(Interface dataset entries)
---

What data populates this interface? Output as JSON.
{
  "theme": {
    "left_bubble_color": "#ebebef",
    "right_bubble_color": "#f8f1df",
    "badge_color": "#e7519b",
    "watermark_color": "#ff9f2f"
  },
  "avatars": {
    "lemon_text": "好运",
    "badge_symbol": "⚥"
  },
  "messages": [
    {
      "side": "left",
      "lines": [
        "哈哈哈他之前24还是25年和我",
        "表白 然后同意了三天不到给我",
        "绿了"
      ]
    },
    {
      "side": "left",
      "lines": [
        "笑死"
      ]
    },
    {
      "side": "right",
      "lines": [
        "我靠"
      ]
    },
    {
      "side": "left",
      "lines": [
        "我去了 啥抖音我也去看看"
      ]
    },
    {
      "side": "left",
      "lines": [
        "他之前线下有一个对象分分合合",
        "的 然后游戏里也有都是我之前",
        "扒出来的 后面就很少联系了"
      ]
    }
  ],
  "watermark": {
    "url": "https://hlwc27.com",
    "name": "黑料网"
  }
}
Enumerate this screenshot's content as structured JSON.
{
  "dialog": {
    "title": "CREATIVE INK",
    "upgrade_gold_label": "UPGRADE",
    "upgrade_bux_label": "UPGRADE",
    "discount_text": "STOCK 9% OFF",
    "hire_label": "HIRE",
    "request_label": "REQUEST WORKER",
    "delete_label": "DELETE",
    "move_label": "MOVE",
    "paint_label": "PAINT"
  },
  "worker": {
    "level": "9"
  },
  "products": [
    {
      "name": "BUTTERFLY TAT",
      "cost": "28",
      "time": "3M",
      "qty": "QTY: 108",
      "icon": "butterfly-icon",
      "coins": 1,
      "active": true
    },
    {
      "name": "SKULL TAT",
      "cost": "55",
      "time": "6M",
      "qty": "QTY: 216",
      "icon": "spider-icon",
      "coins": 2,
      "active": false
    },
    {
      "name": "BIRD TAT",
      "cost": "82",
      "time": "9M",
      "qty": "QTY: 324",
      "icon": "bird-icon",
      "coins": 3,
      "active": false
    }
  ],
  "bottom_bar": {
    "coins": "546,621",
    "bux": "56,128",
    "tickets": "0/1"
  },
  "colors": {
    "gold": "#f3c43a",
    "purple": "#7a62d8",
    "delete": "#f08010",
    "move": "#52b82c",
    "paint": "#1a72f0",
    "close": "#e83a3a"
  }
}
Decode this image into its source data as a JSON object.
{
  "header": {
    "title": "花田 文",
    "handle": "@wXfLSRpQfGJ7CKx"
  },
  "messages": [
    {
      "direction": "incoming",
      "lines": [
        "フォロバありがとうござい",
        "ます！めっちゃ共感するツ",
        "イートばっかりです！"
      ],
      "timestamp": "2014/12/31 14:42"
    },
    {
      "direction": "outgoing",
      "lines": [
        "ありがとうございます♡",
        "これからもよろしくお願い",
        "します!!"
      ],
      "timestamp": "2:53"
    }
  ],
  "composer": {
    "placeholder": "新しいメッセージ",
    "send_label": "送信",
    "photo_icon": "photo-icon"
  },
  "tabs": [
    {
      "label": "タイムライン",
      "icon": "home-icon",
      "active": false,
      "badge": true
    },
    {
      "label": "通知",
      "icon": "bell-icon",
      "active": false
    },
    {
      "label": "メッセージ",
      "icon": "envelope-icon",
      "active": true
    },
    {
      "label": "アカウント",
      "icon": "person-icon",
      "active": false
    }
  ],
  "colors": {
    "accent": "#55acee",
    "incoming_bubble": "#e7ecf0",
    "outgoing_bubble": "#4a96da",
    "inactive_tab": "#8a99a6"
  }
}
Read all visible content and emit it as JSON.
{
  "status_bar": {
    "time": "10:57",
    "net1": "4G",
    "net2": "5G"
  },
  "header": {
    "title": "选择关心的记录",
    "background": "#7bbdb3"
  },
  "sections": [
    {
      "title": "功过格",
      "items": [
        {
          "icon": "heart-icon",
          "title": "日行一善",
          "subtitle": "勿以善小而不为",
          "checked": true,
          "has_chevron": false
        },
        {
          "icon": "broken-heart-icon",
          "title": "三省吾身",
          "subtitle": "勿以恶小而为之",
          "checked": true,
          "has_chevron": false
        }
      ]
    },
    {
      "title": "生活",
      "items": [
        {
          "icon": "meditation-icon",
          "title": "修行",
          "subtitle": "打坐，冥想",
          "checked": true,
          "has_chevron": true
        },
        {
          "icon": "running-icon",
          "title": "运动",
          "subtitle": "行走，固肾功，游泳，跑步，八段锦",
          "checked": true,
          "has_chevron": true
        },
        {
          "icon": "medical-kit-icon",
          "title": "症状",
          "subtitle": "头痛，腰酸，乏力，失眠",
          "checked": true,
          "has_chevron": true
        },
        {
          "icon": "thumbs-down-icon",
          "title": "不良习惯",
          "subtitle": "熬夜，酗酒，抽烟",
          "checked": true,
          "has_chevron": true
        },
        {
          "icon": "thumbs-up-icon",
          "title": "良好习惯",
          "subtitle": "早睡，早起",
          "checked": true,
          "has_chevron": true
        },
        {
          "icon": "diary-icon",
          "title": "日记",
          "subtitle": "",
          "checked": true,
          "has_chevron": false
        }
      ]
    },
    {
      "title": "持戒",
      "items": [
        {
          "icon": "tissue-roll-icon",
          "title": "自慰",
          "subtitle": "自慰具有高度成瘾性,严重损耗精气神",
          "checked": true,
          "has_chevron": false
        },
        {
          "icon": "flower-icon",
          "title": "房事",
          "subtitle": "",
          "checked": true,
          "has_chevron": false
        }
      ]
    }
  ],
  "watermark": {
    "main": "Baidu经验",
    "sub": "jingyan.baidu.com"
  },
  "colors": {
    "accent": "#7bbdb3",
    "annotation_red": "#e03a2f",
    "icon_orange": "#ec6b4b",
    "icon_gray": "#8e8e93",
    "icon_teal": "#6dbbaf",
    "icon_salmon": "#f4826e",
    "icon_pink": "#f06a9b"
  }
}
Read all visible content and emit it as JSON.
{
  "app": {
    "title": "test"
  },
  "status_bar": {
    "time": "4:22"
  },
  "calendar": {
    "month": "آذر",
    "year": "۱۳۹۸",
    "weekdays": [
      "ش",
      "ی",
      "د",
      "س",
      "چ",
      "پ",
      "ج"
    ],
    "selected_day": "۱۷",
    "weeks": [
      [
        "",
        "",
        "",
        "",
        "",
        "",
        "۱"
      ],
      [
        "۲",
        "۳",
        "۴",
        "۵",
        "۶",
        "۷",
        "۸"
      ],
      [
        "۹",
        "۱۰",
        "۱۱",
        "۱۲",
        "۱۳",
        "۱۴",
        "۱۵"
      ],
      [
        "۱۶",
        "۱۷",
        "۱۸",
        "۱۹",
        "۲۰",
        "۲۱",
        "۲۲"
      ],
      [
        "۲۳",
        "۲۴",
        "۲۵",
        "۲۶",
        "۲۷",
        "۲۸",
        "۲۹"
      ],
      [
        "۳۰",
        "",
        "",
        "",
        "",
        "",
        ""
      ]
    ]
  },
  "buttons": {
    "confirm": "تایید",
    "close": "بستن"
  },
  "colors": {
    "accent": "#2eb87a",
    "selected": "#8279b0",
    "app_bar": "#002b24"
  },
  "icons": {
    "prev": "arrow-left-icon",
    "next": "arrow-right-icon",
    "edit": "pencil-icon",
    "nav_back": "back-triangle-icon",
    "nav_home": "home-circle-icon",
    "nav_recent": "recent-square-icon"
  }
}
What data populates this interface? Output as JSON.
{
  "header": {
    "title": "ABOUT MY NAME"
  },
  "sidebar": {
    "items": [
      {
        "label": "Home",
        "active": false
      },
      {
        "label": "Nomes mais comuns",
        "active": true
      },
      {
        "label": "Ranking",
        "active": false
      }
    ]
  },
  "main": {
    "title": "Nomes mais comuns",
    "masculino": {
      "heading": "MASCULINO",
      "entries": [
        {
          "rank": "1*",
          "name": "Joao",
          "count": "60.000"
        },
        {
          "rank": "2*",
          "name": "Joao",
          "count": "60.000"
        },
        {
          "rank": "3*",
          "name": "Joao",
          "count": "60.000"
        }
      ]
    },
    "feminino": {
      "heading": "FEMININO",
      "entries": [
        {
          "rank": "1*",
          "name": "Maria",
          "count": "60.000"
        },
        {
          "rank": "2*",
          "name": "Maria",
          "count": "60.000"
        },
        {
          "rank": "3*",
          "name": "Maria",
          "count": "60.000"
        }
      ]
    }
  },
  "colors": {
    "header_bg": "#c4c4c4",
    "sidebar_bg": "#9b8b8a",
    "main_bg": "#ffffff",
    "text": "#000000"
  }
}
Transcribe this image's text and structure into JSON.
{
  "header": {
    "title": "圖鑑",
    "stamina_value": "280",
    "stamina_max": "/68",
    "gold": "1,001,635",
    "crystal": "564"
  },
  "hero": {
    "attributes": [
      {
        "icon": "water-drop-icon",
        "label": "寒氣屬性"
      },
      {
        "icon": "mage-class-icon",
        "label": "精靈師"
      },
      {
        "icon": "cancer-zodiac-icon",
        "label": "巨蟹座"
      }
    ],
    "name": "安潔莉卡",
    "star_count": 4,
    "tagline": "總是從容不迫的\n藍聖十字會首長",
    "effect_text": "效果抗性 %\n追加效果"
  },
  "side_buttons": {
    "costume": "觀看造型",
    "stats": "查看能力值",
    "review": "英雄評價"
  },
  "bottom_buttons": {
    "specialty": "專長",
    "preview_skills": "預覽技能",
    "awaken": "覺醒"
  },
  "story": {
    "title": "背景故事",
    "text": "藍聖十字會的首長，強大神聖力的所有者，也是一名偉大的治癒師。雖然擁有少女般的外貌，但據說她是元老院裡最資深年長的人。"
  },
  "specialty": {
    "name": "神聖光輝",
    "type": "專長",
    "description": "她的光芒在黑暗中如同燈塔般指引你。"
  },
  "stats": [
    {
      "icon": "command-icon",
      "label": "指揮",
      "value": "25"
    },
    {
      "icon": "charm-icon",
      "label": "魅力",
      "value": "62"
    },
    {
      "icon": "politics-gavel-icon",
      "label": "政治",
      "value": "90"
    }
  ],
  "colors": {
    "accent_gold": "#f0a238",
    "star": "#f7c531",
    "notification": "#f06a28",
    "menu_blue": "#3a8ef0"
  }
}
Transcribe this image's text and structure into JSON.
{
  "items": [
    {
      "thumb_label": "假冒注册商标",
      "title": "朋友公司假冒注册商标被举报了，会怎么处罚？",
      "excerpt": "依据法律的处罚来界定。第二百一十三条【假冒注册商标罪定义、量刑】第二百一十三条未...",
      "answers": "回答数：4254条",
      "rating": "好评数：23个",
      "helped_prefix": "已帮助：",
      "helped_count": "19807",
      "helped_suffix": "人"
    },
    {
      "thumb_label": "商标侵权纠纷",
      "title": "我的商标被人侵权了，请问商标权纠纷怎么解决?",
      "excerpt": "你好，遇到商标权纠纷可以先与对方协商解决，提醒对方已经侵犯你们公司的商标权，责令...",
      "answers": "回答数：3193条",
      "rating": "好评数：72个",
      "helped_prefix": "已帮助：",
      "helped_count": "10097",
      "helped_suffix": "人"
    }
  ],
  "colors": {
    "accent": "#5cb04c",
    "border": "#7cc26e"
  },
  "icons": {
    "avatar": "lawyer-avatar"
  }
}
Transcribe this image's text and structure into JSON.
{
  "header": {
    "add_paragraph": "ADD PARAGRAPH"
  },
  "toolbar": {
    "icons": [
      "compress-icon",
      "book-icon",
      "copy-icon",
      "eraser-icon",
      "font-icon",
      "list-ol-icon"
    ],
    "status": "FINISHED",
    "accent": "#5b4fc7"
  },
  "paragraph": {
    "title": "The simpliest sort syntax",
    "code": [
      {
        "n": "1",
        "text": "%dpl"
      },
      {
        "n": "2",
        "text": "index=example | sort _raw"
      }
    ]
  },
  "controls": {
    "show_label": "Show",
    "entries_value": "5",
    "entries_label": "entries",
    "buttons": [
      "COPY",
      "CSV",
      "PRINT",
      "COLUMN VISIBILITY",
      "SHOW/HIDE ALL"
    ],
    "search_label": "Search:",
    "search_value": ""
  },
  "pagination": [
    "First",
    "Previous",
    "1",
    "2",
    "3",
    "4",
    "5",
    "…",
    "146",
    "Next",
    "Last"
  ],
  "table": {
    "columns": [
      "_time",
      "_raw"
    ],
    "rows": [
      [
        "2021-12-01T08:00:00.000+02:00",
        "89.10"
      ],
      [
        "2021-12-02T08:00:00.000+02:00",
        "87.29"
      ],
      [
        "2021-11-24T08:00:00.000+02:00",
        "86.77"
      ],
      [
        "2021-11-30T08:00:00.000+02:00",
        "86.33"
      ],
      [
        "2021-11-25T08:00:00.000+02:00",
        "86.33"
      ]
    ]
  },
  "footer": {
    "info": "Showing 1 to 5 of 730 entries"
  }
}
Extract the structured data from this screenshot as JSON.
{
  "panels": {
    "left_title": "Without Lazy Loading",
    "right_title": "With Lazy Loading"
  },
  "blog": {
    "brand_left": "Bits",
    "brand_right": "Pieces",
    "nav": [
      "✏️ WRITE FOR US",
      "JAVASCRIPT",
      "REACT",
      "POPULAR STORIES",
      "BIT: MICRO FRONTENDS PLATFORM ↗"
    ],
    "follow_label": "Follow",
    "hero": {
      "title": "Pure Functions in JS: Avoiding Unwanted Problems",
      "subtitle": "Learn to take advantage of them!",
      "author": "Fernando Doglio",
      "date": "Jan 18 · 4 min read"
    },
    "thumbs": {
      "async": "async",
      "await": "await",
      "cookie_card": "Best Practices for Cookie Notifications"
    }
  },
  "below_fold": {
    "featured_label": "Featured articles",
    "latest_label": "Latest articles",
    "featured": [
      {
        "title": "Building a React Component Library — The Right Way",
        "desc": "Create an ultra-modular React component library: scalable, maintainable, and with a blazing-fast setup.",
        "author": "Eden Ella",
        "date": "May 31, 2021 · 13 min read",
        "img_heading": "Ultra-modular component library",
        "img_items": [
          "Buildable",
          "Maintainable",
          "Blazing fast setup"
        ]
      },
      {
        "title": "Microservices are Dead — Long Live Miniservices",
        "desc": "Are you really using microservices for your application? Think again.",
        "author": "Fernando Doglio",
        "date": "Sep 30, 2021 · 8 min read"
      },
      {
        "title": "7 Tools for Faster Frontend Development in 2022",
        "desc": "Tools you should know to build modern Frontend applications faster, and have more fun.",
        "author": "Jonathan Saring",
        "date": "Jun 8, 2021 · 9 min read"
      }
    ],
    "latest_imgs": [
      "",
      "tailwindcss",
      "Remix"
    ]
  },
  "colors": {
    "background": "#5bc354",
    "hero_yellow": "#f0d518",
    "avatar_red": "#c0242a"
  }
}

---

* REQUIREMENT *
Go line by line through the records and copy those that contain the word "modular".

* WRITTEN ANSWER *
        "desc": "Create an ultra-modular React component library: scalable, maintainable, and with a blazing-fast setup.",
        "img_heading": "Ultra-modular component library",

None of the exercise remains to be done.